▸ Provided records:

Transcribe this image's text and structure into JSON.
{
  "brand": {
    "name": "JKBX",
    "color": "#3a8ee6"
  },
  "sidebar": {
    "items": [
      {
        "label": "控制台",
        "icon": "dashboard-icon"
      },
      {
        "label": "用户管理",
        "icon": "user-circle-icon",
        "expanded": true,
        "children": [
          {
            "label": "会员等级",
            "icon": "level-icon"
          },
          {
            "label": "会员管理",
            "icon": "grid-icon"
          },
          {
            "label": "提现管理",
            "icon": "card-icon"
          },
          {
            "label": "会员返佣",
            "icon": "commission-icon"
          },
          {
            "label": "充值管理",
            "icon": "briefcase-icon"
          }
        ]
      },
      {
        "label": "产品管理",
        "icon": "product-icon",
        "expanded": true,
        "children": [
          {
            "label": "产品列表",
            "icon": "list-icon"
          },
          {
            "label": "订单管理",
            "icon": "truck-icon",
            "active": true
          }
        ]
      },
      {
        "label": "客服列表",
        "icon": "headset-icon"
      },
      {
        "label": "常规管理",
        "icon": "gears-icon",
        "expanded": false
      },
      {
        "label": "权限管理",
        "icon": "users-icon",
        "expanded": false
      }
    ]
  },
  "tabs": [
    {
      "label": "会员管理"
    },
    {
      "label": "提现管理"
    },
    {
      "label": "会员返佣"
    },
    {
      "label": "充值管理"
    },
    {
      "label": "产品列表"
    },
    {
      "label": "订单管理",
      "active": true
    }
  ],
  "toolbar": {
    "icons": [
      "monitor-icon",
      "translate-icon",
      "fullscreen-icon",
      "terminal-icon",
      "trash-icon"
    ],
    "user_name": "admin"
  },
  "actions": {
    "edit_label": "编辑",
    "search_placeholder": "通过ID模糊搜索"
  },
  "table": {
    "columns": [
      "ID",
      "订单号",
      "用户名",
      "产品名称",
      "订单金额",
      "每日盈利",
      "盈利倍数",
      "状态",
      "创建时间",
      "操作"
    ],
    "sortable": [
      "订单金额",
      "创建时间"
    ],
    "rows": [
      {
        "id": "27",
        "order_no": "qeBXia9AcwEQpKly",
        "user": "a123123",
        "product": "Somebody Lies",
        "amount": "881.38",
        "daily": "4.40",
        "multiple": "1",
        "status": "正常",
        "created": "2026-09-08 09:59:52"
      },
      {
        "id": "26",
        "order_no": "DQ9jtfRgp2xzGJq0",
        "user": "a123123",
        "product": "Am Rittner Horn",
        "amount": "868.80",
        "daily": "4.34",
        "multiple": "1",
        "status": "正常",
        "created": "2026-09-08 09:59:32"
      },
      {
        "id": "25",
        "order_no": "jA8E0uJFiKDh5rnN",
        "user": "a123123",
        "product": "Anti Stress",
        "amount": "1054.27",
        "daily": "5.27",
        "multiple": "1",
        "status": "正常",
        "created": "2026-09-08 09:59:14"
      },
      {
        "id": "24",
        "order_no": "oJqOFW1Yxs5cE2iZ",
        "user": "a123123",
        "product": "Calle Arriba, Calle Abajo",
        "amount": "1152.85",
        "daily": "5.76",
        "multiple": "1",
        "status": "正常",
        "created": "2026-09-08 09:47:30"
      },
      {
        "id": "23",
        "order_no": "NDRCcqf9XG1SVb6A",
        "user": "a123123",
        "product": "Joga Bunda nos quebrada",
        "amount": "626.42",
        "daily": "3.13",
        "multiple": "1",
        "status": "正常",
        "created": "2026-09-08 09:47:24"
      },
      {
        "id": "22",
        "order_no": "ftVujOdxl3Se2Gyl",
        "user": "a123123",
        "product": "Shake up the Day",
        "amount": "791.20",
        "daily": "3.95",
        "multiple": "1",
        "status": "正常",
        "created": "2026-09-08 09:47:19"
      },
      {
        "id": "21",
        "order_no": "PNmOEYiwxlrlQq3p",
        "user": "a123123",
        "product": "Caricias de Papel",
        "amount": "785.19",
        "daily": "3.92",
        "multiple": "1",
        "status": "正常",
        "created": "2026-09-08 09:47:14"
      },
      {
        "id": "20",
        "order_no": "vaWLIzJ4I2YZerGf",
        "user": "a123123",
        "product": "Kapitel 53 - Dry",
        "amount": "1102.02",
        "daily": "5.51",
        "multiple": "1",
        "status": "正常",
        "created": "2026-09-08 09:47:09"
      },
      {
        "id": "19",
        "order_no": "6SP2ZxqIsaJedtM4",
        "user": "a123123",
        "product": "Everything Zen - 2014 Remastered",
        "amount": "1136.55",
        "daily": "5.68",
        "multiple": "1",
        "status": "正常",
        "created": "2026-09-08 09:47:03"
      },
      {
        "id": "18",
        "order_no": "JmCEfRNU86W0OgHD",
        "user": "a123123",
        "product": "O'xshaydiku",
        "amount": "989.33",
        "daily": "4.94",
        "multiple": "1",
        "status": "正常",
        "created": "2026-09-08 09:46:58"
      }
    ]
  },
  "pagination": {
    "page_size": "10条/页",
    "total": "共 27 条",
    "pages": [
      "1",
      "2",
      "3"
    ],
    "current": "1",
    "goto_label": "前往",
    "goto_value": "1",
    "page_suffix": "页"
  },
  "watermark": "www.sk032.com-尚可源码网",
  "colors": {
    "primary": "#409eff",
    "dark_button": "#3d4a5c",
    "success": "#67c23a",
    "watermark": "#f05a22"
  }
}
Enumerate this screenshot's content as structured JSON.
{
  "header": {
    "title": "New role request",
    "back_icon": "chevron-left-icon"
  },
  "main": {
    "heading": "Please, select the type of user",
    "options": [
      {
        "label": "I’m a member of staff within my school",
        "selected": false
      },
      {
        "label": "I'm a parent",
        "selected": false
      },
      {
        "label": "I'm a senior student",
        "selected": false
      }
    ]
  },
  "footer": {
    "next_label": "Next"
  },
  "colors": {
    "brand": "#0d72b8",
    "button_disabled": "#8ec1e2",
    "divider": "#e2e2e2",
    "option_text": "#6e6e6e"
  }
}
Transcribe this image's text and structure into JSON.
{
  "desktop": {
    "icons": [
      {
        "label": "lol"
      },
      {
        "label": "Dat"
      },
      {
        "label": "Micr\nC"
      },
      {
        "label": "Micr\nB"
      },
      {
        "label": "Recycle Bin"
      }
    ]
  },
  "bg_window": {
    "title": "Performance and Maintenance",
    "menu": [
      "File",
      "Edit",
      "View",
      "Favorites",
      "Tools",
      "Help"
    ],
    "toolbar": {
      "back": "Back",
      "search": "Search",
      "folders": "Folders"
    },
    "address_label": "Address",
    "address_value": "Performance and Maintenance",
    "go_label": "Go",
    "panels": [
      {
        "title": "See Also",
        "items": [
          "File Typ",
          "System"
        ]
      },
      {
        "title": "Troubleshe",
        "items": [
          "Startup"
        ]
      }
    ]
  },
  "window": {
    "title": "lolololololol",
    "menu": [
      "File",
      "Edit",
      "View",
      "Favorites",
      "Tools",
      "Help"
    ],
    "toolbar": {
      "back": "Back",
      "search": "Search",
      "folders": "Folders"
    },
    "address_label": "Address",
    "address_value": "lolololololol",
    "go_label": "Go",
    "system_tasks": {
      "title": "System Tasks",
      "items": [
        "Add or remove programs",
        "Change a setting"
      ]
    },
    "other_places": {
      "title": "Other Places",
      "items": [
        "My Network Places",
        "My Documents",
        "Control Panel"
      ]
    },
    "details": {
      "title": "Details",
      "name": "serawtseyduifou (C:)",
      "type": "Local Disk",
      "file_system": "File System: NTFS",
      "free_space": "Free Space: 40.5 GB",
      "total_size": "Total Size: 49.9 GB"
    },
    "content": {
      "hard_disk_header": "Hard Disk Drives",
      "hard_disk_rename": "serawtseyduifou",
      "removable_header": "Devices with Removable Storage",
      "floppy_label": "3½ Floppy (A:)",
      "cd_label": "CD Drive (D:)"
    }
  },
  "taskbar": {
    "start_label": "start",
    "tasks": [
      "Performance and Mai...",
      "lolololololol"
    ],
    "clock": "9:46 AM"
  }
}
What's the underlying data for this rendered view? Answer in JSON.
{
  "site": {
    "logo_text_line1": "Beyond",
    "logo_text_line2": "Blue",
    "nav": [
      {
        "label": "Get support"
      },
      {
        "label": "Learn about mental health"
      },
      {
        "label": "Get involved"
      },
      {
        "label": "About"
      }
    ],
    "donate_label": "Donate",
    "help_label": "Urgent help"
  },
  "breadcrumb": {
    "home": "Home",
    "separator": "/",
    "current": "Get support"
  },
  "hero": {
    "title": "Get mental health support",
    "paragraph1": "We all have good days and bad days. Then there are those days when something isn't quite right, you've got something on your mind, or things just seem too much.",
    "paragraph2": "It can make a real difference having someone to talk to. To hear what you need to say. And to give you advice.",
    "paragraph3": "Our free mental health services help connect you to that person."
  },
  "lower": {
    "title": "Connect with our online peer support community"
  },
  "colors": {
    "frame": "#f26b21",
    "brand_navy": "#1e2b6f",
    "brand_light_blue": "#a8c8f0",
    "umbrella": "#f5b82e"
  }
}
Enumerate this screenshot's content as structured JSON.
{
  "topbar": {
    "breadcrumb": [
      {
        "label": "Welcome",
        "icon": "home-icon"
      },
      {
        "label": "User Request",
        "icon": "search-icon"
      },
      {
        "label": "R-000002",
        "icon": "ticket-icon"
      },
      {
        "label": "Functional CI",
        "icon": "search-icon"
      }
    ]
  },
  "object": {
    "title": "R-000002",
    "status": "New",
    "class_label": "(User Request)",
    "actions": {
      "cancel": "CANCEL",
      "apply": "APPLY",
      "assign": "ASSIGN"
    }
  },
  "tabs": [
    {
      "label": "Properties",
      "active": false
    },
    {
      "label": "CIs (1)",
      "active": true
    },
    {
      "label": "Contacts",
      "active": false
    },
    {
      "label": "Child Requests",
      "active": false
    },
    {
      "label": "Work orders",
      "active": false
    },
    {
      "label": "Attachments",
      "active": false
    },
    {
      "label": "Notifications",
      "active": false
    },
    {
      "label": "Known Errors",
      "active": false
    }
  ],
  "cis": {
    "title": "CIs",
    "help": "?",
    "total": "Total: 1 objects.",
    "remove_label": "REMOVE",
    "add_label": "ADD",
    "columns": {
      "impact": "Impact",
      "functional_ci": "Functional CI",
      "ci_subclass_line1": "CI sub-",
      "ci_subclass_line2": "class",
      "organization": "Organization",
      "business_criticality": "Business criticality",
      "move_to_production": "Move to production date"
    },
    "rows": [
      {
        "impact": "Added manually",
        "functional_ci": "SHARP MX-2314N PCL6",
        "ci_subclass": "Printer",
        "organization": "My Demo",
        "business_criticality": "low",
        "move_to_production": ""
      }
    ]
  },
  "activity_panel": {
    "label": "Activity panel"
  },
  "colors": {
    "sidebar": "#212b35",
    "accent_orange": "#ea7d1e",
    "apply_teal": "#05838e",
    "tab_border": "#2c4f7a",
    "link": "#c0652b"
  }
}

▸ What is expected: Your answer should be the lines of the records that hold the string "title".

▸ Result below:
    "title": "New role request",
    "title": "Performance and Maintenance",
        "title": "See Also",
        "title": "Troubleshe",
    "title": "lolololololol",
      "title": "System Tasks",
      "title": "Other Places",
      "title": "Details",
    "title": "Get mental health support",
    "title": "Connect with our online peer support community"
    "title": "R-000002",
    "title": "CIs",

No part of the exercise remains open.